Below is a listing. Gather each line of it that contains "value".

# DATA FOR REVIEW
:::
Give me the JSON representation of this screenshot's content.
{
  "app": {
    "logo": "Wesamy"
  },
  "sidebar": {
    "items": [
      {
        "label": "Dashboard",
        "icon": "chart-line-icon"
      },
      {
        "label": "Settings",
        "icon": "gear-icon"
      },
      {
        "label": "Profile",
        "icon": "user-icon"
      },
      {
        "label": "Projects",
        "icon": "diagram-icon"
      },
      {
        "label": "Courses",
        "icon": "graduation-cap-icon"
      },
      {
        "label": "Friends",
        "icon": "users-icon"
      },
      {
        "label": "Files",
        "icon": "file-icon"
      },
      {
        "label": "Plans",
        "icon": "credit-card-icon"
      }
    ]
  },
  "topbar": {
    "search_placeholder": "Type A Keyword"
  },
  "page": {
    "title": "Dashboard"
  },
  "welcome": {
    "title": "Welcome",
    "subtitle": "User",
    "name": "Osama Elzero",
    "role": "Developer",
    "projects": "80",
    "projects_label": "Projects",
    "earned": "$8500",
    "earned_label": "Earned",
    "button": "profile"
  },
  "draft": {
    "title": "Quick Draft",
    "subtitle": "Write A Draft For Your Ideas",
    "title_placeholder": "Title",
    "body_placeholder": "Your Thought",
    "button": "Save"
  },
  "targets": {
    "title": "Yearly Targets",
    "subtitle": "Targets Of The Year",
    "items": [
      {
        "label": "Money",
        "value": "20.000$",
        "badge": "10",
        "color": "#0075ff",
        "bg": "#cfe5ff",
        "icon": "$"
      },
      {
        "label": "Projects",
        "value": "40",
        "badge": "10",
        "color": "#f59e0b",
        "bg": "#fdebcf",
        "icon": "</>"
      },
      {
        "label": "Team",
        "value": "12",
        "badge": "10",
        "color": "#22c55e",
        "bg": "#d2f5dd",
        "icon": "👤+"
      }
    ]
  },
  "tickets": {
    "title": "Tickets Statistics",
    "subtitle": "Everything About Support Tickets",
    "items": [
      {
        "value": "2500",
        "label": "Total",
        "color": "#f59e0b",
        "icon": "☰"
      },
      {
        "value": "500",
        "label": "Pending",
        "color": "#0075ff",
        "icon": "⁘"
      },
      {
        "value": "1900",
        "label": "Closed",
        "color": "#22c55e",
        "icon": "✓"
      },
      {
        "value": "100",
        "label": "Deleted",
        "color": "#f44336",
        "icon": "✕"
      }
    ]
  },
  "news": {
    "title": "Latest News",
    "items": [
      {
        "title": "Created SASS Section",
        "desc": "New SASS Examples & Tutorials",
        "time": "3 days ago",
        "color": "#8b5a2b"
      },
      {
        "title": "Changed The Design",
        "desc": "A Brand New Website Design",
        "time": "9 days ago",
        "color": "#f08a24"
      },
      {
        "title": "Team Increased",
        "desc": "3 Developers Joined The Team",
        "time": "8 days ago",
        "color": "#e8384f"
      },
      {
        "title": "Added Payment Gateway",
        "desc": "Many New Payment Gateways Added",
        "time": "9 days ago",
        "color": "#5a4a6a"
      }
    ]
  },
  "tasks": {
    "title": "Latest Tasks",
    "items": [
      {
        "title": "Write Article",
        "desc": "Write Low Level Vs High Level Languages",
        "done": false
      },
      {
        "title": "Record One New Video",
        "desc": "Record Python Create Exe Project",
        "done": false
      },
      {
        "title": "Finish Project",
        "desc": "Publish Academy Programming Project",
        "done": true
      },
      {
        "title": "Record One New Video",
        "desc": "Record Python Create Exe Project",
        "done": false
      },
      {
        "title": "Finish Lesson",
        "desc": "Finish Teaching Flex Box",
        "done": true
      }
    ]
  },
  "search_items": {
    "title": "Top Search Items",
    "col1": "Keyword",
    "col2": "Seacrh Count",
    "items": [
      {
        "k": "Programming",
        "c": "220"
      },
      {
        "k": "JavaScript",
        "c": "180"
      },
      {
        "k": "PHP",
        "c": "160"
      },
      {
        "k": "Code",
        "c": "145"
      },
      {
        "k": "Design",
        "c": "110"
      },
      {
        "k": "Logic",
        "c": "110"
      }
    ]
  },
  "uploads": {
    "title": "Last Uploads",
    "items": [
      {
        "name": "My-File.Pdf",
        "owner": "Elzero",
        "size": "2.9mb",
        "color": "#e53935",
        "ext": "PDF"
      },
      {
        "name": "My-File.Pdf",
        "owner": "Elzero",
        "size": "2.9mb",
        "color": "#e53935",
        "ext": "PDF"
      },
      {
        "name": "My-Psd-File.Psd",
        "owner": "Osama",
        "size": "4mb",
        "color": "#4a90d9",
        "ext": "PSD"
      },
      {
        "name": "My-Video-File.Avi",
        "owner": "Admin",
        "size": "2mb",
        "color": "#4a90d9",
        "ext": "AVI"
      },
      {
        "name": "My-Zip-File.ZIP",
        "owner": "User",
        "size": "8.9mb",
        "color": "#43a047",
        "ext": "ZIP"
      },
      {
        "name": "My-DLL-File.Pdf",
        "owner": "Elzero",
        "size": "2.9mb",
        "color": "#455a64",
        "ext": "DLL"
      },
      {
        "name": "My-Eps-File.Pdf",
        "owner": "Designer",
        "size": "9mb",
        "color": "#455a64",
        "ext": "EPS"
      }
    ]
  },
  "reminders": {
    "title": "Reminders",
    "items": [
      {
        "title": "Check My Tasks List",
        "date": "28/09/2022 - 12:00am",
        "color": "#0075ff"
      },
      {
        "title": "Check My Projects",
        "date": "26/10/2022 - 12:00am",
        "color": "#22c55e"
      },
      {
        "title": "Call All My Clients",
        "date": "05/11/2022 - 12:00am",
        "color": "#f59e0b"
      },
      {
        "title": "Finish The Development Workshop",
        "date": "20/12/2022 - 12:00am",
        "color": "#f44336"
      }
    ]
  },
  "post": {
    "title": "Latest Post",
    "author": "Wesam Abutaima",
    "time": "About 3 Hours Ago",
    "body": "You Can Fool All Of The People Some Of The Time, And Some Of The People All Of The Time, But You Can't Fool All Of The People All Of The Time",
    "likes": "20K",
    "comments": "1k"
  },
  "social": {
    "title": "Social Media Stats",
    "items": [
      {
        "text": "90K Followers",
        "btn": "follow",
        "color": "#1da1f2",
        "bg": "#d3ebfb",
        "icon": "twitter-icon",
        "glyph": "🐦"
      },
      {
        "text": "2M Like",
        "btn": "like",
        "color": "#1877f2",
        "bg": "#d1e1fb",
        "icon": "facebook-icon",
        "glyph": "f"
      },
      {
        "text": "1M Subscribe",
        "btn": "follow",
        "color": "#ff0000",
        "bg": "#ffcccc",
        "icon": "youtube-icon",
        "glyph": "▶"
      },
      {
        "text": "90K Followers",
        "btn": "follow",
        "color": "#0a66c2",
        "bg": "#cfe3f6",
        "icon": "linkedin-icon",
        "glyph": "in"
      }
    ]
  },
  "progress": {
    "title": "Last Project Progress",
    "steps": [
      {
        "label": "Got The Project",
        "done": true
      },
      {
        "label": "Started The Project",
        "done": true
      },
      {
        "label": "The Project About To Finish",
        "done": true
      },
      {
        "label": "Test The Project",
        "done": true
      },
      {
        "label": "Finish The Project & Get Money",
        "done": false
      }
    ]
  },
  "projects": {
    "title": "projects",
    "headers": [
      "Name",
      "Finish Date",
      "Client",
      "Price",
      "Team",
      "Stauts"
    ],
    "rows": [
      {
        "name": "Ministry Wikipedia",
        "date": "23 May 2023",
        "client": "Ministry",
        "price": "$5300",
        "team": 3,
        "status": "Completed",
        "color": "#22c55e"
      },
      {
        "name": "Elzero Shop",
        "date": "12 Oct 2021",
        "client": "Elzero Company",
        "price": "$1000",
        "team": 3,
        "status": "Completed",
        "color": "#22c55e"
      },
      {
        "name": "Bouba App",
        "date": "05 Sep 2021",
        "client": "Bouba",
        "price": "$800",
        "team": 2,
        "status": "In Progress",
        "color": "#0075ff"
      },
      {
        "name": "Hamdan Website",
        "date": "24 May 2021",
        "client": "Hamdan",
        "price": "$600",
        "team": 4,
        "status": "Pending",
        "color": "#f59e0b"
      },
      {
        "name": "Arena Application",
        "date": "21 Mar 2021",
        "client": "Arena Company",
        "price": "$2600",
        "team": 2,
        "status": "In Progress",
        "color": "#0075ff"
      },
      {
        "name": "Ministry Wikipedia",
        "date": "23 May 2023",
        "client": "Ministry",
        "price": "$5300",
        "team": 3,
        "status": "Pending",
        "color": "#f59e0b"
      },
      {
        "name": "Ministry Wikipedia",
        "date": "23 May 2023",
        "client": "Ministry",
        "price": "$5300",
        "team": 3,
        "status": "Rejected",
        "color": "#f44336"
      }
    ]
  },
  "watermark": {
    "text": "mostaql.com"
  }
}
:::
# RESPONSE
        "value": "20.000$",
        "value": "40",
        "value": "12",
        "value": "2500",
        "value": "500",
        "value": "1900",
        "value": "100",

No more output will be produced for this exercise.